(Beginning of DATA TO USE)

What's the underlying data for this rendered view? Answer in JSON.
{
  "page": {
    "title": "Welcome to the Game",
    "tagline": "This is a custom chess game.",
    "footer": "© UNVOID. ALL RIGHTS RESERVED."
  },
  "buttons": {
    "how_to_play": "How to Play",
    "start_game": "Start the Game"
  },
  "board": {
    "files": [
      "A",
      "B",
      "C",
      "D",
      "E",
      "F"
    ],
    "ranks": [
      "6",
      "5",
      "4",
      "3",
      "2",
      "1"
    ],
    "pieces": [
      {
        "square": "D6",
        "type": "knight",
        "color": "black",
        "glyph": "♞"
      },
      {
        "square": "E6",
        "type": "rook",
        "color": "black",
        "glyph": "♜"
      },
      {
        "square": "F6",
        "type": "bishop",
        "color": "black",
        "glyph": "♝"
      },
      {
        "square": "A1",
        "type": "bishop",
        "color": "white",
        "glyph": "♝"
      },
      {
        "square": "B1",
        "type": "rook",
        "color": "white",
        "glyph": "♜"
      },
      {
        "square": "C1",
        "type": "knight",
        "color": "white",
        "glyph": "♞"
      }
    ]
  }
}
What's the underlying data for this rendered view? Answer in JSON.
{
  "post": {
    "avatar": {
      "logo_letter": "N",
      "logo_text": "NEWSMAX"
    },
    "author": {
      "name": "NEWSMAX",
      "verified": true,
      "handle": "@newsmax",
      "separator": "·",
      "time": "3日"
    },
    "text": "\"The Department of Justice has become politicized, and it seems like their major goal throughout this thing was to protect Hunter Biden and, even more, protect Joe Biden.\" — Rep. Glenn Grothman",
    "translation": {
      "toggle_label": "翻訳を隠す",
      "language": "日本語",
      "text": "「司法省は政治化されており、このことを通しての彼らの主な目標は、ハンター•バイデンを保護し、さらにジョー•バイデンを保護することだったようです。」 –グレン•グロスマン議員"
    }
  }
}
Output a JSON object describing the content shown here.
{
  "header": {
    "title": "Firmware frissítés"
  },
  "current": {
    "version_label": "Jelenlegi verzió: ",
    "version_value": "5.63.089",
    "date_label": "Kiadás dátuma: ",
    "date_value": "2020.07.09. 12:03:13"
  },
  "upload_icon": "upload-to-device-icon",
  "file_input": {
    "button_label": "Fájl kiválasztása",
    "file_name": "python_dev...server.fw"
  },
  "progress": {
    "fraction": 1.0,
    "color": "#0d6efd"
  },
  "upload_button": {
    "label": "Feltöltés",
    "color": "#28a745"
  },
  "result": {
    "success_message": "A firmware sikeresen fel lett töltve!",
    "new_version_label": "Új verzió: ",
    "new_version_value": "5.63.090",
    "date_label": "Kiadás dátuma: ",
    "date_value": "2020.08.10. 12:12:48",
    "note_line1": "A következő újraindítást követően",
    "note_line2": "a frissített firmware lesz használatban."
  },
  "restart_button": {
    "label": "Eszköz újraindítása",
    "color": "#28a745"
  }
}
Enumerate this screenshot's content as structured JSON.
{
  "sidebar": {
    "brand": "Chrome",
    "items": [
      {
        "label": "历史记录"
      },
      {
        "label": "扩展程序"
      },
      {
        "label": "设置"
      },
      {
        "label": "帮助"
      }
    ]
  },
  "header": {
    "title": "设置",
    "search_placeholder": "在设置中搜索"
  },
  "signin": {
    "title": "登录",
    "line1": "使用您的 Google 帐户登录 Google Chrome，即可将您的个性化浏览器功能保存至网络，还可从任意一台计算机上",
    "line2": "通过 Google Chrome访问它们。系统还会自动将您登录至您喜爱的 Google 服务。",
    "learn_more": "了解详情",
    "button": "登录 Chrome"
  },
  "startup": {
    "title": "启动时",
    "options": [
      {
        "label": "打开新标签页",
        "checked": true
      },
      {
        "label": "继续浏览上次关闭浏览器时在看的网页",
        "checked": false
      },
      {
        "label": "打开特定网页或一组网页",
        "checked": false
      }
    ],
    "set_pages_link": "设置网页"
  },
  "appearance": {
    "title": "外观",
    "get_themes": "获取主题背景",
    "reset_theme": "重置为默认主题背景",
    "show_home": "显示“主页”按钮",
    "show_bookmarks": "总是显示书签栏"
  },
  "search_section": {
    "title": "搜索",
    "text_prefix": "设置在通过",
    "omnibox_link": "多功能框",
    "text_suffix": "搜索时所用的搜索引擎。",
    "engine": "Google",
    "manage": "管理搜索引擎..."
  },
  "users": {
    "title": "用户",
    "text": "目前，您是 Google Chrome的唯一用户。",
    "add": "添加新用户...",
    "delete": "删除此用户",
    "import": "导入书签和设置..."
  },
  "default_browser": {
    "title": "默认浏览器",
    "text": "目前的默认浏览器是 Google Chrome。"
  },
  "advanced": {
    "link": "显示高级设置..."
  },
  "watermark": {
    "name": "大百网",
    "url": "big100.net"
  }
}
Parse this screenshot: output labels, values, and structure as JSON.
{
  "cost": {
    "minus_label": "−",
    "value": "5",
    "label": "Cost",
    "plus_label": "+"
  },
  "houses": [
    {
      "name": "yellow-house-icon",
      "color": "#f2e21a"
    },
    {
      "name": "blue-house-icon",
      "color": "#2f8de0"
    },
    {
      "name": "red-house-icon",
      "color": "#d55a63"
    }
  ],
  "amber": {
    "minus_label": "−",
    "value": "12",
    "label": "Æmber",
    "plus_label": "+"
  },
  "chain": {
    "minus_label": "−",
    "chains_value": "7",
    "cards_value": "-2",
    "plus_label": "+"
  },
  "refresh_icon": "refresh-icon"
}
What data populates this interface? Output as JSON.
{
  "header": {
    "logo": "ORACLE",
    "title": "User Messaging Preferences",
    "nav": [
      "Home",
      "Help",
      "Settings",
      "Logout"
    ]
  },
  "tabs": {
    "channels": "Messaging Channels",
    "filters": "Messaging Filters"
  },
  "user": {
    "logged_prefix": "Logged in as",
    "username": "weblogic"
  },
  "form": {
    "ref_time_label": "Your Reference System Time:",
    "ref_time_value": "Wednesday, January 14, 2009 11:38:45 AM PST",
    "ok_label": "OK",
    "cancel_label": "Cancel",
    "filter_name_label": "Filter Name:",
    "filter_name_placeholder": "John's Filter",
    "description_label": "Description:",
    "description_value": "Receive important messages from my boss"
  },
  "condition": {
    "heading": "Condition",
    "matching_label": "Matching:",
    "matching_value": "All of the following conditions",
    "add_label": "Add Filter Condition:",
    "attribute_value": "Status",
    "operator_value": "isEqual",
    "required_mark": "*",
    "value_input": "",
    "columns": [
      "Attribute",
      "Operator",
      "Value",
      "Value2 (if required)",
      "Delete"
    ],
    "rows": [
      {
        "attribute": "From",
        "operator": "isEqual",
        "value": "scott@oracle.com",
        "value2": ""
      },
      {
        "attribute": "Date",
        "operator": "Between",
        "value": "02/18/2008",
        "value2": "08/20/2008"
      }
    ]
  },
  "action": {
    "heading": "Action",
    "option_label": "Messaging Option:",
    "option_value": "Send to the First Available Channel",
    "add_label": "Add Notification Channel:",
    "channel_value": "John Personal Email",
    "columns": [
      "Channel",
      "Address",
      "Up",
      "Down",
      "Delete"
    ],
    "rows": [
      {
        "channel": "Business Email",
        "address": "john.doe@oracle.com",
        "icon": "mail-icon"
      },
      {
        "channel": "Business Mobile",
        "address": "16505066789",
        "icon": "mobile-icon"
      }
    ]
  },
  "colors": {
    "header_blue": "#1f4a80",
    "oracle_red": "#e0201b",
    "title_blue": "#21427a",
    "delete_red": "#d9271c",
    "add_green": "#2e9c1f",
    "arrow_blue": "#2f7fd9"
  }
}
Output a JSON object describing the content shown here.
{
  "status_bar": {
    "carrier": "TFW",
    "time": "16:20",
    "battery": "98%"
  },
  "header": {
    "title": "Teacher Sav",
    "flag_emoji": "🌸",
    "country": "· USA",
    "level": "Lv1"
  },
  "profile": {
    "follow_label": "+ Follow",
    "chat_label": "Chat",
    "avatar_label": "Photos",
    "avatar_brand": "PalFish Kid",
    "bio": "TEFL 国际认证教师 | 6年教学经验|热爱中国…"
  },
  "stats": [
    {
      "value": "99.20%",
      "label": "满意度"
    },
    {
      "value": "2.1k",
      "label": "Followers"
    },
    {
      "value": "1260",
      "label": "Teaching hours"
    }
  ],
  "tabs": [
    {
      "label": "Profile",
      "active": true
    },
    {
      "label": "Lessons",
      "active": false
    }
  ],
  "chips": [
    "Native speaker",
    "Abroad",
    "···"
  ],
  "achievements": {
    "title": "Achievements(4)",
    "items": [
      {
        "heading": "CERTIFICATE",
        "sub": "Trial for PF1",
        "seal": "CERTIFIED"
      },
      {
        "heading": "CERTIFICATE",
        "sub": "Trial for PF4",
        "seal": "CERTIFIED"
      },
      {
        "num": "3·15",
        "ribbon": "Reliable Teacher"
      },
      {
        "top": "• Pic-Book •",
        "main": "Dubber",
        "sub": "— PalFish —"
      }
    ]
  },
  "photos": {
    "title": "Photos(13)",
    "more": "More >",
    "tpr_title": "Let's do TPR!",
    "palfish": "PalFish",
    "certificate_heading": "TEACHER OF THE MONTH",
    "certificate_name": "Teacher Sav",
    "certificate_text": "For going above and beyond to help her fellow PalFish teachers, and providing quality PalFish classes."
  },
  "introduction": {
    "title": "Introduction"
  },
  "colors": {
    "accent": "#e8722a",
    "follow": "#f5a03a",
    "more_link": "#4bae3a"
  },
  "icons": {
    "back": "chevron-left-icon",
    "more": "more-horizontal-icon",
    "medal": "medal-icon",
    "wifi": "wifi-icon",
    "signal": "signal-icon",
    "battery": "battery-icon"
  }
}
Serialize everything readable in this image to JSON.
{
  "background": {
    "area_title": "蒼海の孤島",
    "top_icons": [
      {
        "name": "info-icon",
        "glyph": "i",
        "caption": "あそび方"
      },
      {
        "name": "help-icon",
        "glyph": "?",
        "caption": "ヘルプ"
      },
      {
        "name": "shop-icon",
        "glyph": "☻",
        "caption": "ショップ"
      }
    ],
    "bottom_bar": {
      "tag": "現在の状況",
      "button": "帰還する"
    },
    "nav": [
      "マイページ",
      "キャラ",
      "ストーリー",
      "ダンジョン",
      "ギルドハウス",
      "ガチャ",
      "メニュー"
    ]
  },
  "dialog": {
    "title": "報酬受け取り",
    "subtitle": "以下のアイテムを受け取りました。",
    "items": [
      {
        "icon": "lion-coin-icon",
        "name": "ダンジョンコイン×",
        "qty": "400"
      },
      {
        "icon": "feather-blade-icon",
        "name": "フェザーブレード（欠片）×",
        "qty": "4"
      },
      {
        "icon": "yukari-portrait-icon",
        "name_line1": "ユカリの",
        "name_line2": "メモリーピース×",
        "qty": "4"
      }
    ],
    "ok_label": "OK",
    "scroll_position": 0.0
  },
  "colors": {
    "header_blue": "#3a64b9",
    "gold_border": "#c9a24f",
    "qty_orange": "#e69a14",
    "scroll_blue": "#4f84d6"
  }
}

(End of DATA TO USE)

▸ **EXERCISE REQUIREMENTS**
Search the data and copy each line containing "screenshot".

▸ **YOUR SOLUTION**
Enumerate this screenshot's content as structured JSON.
Parse this screenshot: output labels, values, and structure as JSON.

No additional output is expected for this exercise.